Data about app and page elements ->
=-=-=-=-=

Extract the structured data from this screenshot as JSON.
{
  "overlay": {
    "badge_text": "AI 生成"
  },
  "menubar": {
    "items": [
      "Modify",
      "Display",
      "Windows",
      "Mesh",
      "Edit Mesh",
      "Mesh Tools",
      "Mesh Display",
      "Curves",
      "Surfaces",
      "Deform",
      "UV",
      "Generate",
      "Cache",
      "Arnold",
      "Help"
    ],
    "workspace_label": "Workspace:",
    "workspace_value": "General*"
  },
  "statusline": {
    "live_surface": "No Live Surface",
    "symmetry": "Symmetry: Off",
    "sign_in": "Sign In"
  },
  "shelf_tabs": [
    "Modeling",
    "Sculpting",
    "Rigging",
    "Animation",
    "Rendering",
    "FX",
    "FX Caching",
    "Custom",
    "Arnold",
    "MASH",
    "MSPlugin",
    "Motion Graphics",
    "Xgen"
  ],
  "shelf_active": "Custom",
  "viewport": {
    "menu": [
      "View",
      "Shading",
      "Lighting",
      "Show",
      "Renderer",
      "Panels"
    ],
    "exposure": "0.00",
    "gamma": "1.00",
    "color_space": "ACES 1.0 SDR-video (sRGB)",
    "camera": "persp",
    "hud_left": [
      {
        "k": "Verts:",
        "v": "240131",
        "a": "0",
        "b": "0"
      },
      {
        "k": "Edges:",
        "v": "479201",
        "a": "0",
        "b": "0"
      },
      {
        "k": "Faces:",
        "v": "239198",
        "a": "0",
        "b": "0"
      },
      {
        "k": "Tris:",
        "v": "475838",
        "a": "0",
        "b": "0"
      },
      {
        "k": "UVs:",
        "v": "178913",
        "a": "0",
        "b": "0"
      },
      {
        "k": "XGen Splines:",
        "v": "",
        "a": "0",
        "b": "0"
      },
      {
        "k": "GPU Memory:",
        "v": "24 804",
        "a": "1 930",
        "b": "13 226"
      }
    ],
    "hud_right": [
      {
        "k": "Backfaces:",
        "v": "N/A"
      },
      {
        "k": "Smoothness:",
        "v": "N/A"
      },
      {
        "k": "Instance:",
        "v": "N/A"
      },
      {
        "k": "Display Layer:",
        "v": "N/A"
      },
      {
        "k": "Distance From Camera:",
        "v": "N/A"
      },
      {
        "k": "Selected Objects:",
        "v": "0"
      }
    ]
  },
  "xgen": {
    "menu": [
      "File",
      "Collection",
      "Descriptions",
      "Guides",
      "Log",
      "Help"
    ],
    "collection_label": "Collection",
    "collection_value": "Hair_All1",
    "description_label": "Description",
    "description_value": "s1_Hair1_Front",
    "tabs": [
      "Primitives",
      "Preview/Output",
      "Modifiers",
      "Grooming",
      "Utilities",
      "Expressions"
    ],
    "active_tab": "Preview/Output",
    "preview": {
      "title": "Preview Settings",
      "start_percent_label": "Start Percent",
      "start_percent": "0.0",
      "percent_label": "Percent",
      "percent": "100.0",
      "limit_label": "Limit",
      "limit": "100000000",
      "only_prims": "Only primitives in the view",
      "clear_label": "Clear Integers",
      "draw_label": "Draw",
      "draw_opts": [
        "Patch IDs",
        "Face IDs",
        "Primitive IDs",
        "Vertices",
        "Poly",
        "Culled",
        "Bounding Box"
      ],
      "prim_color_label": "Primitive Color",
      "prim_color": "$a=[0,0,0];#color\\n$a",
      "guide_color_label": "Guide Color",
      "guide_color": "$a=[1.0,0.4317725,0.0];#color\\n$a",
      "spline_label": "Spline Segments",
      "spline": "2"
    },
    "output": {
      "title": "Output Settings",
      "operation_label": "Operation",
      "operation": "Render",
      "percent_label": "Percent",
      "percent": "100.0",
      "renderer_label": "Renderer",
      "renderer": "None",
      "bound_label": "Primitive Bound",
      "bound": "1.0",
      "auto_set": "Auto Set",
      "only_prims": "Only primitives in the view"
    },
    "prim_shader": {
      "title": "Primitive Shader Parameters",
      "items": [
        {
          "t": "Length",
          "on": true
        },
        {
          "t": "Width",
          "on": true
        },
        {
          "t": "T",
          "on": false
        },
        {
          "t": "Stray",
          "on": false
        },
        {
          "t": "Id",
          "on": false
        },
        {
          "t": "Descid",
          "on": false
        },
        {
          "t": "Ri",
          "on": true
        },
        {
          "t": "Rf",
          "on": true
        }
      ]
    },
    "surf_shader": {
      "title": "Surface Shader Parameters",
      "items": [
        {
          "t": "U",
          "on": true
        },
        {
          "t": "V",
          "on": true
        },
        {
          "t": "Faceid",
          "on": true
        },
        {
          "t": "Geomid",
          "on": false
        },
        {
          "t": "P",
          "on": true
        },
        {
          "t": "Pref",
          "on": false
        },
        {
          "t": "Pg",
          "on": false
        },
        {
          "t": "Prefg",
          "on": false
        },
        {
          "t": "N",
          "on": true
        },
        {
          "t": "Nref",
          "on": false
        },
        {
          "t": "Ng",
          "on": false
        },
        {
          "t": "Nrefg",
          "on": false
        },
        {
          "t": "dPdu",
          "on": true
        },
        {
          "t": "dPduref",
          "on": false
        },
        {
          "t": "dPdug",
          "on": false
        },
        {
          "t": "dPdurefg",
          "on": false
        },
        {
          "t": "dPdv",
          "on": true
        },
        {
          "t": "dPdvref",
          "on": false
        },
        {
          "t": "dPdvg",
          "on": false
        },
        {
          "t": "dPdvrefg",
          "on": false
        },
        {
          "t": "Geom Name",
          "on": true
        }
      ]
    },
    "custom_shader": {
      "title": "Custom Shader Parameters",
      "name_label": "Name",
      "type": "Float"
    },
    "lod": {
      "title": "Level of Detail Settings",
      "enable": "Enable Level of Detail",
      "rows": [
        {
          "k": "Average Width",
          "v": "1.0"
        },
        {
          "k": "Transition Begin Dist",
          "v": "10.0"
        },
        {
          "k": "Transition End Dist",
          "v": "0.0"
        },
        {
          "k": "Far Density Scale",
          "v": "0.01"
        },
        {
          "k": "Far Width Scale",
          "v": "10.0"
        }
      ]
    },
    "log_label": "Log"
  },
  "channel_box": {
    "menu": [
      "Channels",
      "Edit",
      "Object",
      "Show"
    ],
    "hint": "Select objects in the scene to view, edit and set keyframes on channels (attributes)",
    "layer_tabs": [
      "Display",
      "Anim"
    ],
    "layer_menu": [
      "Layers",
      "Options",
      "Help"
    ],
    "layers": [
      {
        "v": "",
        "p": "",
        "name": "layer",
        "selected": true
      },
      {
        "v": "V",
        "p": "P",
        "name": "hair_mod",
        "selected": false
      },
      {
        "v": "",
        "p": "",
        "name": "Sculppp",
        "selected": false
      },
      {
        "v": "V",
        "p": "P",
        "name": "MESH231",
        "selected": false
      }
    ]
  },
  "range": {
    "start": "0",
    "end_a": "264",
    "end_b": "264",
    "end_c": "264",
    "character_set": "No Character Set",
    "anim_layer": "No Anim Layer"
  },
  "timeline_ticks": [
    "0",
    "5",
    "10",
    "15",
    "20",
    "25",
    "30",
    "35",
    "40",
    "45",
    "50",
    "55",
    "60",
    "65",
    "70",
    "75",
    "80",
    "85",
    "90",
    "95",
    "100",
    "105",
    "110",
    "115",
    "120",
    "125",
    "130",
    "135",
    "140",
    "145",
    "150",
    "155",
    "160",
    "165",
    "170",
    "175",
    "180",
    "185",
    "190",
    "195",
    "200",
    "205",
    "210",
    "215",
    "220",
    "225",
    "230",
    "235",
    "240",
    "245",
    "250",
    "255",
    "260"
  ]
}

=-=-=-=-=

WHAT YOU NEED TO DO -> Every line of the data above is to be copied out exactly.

ANSWER TO THE PROBLEM ->
Extract the structured data from this screenshot as JSON.
{
  "overlay": {
    "badge_text": "AI 生成"
  },
  "menubar": {
    "items": [
      "Modify",
      "Display",
      "Windows",
      "Mesh",
      "Edit Mesh",
      "Mesh Tools",
      "Mesh Display",
      "Curves",
      "Surfaces",
      "Deform",
      "UV",
      "Generate",
      "Cache",
      "Arnold",
      "Help"
    ],
    "workspace_label": "Workspace:",
    "workspace_value": "General*"
  },
  "statusline": {
    "live_surface": "No Live Surface",
    "symmetry": "Symmetry: Off",
    "sign_in": "Sign In"
  },
  "shelf_tabs": [
    "Modeling",
    "Sculpting",
    "Rigging",
    "Animation",
    "Rendering",
    "FX",
    "FX Caching",
    "Custom",
    "Arnold",
    "MASH",
    "MSPlugin",
    "Motion Graphics",
    "Xgen"
  ],
  "shelf_active": "Custom",
  "viewport": {
    "menu": [
      "View",
      "Shading",
      "Lighting",
      "Show",
      "Renderer",
      "Panels"
    ],
    "exposure": "0.00",
    "gamma": "1.00",
    "color_space": "ACES 1.0 SDR-video (sRGB)",
    "camera": "persp",
    "hud_left": [
      {
        "k": "Verts:",
        "v": "240131",
        "a": "0",
        "b": "0"
      },
      {
        "k": "Edges:",
        "v": "479201",
        "a": "0",
        "b": "0"
      },
      {
        "k": "Faces:",
        "v": "239198",
        "a": "0",
        "b": "0"
      },
      {
        "k": "Tris:",
        "v": "475838",
        "a": "0",
        "b": "0"
      },
      {
        "k": "UVs:",
        "v": "178913",
        "a": "0",
        "b": "0"
      },
      {
        "k": "XGen Splines:",
        "v": "",
        "a": "0",
        "b": "0"
      },
      {
        "k": "GPU Memory:",
        "v": "24 804",
        "a": "1 930",
        "b": "13 226"
      }
    ],
    "hud_right": [
      {
        "k": "Backfaces:",
        "v": "N/A"
      },
      {
        "k": "Smoothness:",
        "v": "N/A"
      },
      {
        "k": "Instance:",
        "v": "N/A"
      },
      {
        "k": "Display Layer:",
        "v": "N/A"
      },
      {
        "k": "Distance From Camera:",
        "v": "N/A"
      },
      {
        "k": "Selected Objects:",
        "v": "0"
      }
    ]
  },
  "xgen": {
    "menu": [
      "File",
      "Collection",
      "Descriptions",
      "Guides",
      "Log",
      "Help"
    ],
    "collection_label": "Collection",
    "collection_value": "Hair_All1",
    "description_label": "Description",
    "description_value": "s1_Hair1_Front",
    "tabs": [
      "Primitives",
      "Preview/Output",
      "Modifiers",
      "Grooming",
      "Utilities",
      "Expressions"
    ],
    "active_tab": "Preview/Output",
    "preview": {
      "title": "Preview Settings",
      "start_percent_label": "Start Percent",
      "start_percent": "0.0",
      "percent_label": "Percent",
      "percent": "100.0",
      "limit_label": "Limit",
      "limit": "100000000",
      "only_prims": "Only primitives in the view",
      "clear_label": "Clear Integers",
      "draw_label": "Draw",
      "draw_opts": [
        "Patch IDs",
        "Face IDs",
        "Primitive IDs",
        "Vertices",
        "Poly",
        "Culled",
        "Bounding Box"
      ],
      "prim_color_label": "Primitive Color",
      "prim_color": "$a=[0,0,0];#color\\n$a",
      "guide_color_label": "Guide Color",
      "guide_color": "$a=[1.0,0.4317725,0.0];#color\\n$a",
      "spline_label": "Spline Segments",
      "spline": "2"
    },
    "output": {
      "title": "Output Settings",
      "operation_label": "Operation",
      "operation": "Render",
      "percent_label": "Percent",
      "percent": "100.0",
      "renderer_label": "Renderer",
      "renderer": "None",
      "bound_label": "Primitive Bound",
      "bound": "1.0",
      "auto_set": "Auto Set",
      "only_prims": "Only primitives in the view"
    },
    "prim_shader": {
      "title": "Primitive Shader Parameters",
      "items": [
        {
          "t": "Length",
          "on": true
        },
        {
          "t": "Width",
          "on": true
        },
        {
          "t": "T",
          "on": false
        },
        {
          "t": "Stray",
          "on": false
        },
        {
          "t": "Id",
          "on": false
        },
        {
          "t": "Descid",
          "on": false
        },
        {
          "t": "Ri",
          "on": true
        },
        {
          "t": "Rf",
          "on": true
        }
      ]
    },
    "surf_shader": {
      "title": "Surface Shader Parameters",
      "items": [
        {
          "t": "U",
          "on": true
        },
        {
          "t": "V",
          "on": true
        },
        {
          "t": "Faceid",
          "on": true
        },
        {
          "t": "Geomid",
          "on": false
        },
        {
          "t": "P",
          "on": true
        },
        {
          "t": "Pref",
          "on": false
        },
        {
          "t": "Pg",
          "on": false
        },
        {
          "t": "Prefg",
          "on": false
        },
        {
          "t": "N",
          "on": true
        },
        {
          "t": "Nref",
          "on": false
        },
        {
          "t": "Ng",
          "on": false
        },
        {
          "t": "Nrefg",
          "on": false
        },
        {
          "t": "dPdu",
          "on": true
        },
        {
          "t": "dPduref",
          "on": false
        },
        {
          "t": "dPdug",
          "on": false
        },
        {
          "t": "dPdurefg",
          "on": false
        },
        {
          "t": "dPdv",
          "on": true
        },
        {
          "t": "dPdvref",
          "on": false
        },
        {
          "t": "dPdvg",
          "on": false
        },
        {
          "t": "dPdvrefg",
          "on": false
        },
        {
          "t": "Geom Name",
          "on": true
        }
      ]
    },
    "custom_shader": {
      "title": "Custom Shader Parameters",
      "name_label": "Name",
      "type": "Float"
    },
    "lod": {
      "title": "Level of Detail Settings",
      "enable": "Enable Level of Detail",
      "rows": [
        {
          "k": "Average Width",
          "v": "1.0"
        },
        {
          "k": "Transition Begin Dist",
          "v": "10.0"
        },
        {
          "k": "Transition End Dist",
          "v": "0.0"
        },
        {
          "k": "Far Density Scale",
          "v": "0.01"
        },
        {
          "k": "Far Width Scale",
          "v": "10.0"
        }
      ]
    },
    "log_label": "Log"
  },
  "channel_box": {
    "menu": [
      "Channels",
      "Edit",
      "Object",
      "Show"
    ],
    "hint": "Select objects in the scene to view, edit and set keyframes on channels (attributes)",
    "layer_tabs": [
      "Display",
      "Anim"
    ],
    "layer_menu": [
      "Layers",
      "Options",
      "Help"
    ],
    "layers": [
      {
        "v": "",
        "p": "",
        "name": "layer",
        "selected": true
      },
      {
        "v": "V",
        "p": "P",
        "name": "hair_mod",
        "selected": false
      },
      {
        "v": "",
        "p": "",
        "name": "Sculppp",
        "selected": false
      },
      {
        "v": "V",
        "p": "P",
        "name": "MESH231",
        "selected": false
      }
    ]
  },
  "range": {
    "start": "0",
    "end_a": "264",
    "end_b": "264",
    "end_c": "264",
    "character_set": "No Character Set",
    "anim_layer": "No Anim Layer"
  },
  "timeline_ticks": [
    "0",
    "5",
    "10",
    "15",
    "20",
    "25",
    "30",
    "35",
    "40",
    "45",
    "50",
    "55",
    "60",
    "65",
    "70",
    "75",
    "80",
    "85",
    "90",
    "95",
    "100",
    "105",
    "110",
    "115",
    "120",
    "125",
    "130",
    "135",
    "140",
    "145",
    "150",
    "155",
    "160",
    "165",
    "170",
    "175",
    "180",
    "185",
    "190",
    "195",
    "200",
    "205",
    "210",
    "215",
    "220",
    "225",
    "230",
    "235",
    "240",
    "245",
    "250",
    "255",
    "260"
  ]
}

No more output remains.